== Segment start ==

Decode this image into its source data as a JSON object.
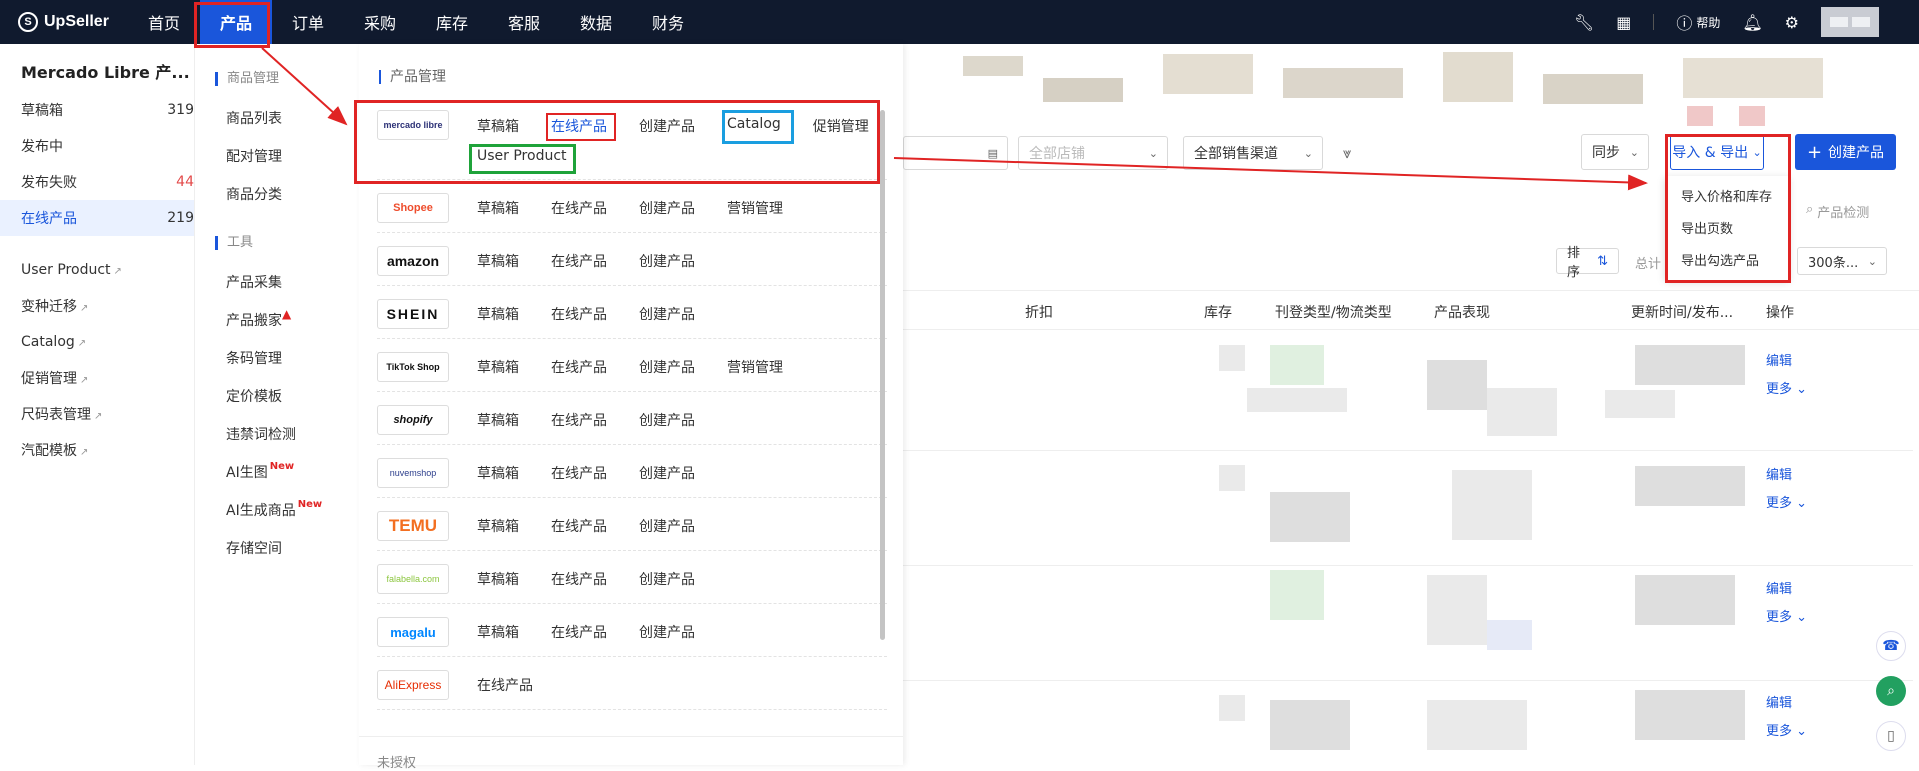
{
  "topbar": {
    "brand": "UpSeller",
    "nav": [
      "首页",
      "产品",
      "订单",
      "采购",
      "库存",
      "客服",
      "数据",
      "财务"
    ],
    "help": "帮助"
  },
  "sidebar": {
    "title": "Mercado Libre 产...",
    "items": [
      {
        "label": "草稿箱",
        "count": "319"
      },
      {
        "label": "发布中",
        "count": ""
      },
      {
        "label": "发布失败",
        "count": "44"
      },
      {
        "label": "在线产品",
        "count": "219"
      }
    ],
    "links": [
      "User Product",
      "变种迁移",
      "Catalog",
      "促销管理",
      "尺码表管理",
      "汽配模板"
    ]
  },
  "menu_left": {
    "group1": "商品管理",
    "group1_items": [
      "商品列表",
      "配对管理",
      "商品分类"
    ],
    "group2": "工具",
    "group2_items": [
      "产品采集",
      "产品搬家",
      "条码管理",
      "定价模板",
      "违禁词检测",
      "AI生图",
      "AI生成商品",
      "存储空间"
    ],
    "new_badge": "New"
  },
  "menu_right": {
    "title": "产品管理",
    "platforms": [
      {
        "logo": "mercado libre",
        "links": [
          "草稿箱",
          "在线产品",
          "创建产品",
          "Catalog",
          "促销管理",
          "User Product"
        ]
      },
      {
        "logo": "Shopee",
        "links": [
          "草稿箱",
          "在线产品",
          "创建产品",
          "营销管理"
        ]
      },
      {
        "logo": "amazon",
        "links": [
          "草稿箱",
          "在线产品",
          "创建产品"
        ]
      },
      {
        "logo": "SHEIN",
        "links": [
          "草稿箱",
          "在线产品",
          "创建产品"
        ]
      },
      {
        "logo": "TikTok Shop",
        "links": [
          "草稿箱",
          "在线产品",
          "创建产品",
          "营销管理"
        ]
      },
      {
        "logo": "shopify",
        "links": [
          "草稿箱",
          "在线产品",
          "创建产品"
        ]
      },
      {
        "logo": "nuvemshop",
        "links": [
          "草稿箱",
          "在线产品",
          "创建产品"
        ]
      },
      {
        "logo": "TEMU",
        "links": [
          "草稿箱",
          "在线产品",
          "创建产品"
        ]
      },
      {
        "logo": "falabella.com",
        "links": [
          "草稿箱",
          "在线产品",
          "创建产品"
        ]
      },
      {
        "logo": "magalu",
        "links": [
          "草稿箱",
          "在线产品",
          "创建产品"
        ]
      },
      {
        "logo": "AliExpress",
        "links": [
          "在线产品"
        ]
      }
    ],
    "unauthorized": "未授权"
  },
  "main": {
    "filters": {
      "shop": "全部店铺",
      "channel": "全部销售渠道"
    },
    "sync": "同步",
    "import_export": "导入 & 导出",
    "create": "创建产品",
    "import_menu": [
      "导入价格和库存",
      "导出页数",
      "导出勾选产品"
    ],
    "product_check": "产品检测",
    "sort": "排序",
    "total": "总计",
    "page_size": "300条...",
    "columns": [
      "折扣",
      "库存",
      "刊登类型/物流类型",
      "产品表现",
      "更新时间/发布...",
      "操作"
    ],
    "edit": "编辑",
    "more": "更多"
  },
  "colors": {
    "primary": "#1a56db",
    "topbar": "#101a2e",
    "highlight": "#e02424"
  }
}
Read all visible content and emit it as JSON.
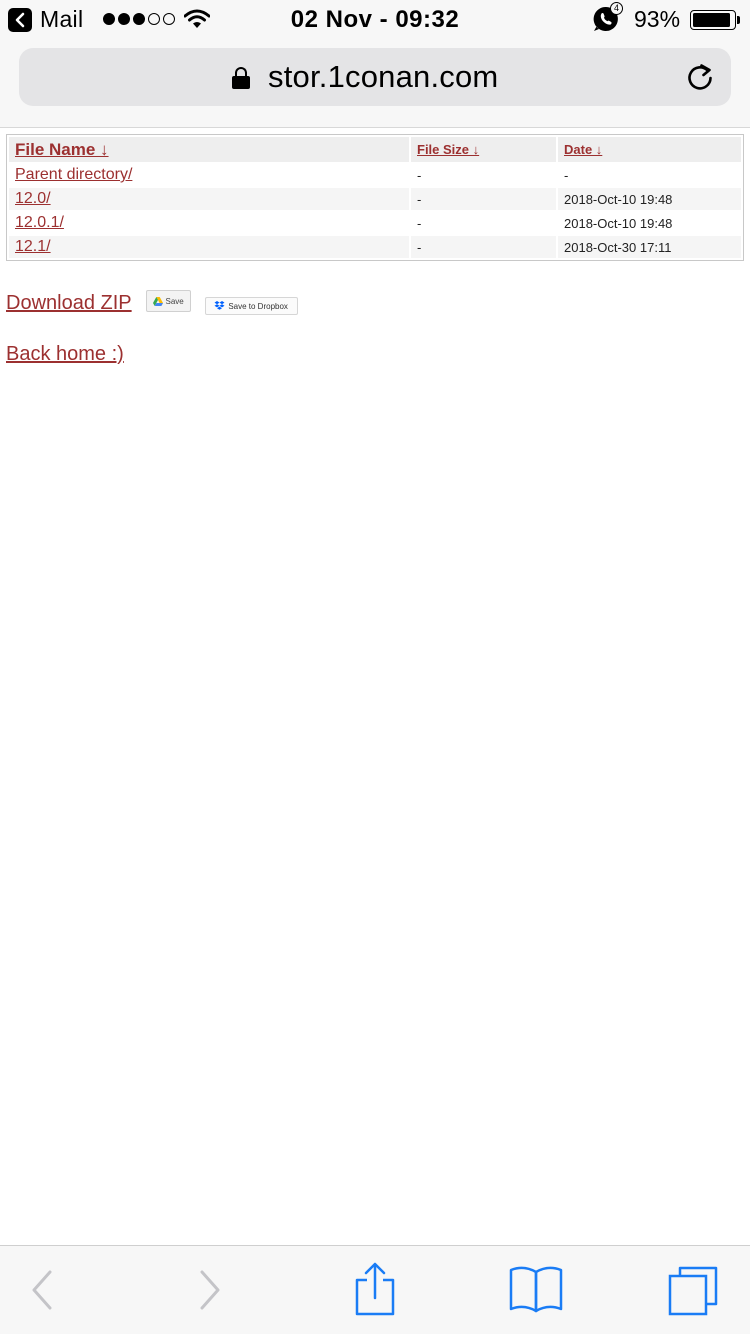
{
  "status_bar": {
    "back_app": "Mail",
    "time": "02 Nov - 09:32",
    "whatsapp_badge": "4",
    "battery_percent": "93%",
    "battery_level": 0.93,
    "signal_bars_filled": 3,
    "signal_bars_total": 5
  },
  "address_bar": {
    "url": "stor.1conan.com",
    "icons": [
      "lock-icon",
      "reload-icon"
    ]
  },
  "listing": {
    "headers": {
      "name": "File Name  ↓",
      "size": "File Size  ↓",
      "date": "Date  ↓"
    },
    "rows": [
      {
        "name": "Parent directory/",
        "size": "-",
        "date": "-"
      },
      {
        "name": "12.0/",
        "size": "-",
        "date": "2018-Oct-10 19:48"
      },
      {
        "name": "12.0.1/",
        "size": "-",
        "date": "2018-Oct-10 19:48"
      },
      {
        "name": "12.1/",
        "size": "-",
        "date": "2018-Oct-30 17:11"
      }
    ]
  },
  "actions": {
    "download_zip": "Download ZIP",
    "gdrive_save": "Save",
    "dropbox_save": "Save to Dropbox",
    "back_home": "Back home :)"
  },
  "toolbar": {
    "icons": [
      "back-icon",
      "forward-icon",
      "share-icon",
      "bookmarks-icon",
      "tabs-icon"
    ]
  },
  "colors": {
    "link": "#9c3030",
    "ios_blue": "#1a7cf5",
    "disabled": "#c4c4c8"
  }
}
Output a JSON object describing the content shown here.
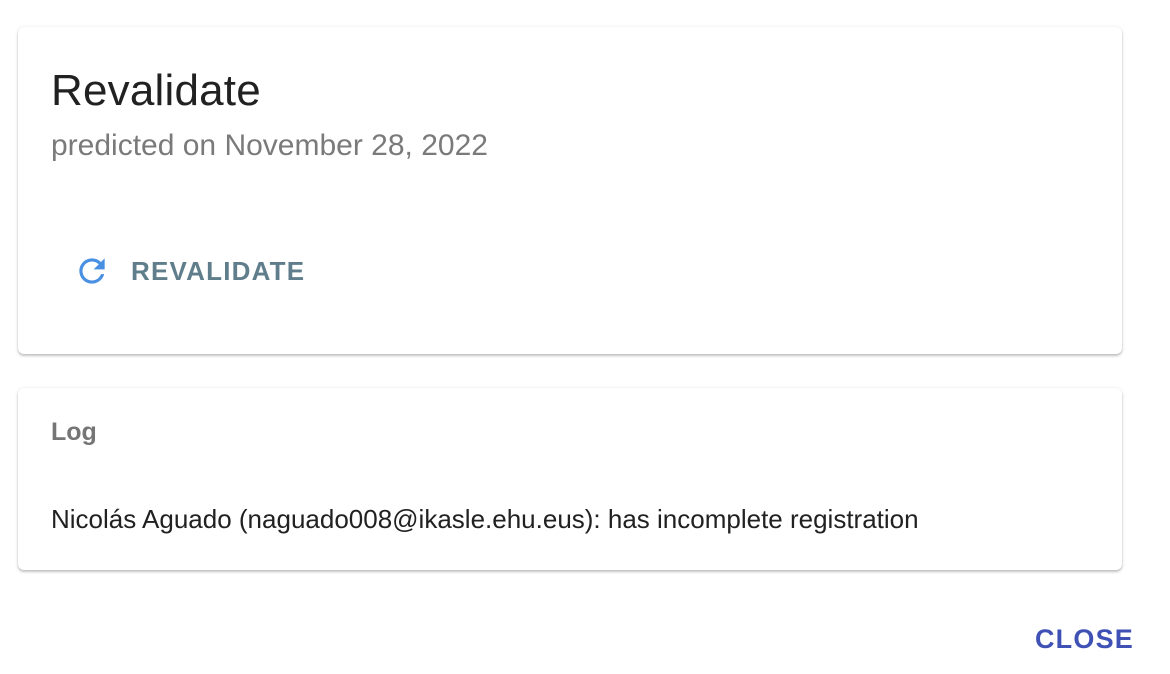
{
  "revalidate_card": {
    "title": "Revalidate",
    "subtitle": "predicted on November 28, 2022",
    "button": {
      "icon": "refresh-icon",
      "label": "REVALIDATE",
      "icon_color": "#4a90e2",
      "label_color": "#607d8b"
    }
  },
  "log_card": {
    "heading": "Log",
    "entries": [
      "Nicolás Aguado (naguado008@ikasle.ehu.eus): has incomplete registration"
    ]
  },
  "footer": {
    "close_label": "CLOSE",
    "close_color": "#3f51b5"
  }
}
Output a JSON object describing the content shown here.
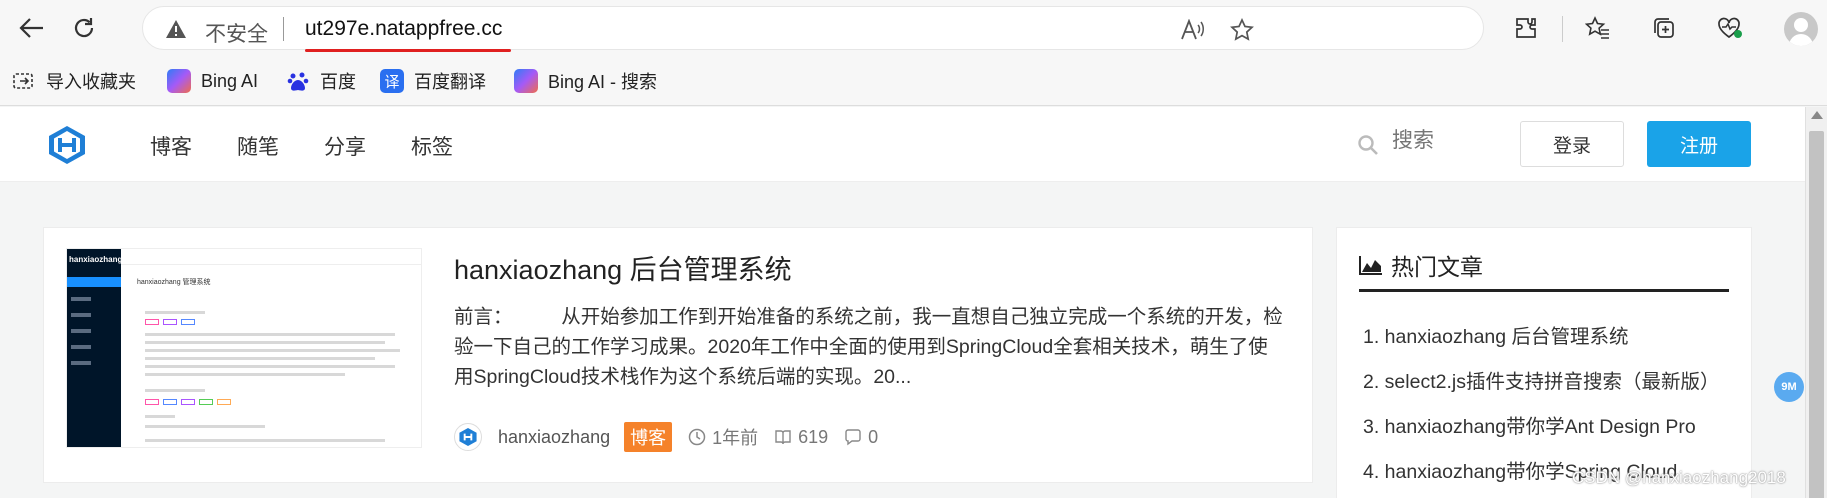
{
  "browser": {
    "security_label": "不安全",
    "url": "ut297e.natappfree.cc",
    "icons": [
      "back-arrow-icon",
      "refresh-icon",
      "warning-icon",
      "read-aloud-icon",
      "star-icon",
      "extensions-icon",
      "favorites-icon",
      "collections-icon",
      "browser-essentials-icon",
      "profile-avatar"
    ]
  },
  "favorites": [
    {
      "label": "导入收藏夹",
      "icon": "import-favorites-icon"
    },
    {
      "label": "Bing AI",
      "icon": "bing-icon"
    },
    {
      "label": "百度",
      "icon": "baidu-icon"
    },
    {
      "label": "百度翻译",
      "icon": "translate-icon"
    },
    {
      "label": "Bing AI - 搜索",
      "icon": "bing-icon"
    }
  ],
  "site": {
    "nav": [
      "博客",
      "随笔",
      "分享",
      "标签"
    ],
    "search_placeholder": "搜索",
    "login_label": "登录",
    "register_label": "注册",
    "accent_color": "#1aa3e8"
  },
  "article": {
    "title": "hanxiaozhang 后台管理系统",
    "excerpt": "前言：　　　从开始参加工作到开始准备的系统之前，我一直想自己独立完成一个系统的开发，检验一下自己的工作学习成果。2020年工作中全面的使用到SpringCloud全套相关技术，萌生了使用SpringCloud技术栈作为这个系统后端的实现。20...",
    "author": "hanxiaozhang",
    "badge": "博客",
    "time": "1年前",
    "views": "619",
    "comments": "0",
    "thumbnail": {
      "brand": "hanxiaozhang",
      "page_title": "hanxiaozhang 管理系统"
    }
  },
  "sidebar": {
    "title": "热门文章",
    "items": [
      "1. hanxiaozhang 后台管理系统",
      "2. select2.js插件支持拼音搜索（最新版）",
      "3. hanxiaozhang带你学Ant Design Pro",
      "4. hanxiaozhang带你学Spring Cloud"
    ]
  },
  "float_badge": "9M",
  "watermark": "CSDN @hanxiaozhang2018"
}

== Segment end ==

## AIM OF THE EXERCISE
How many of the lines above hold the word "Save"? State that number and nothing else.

## RESPONSE BELOW
2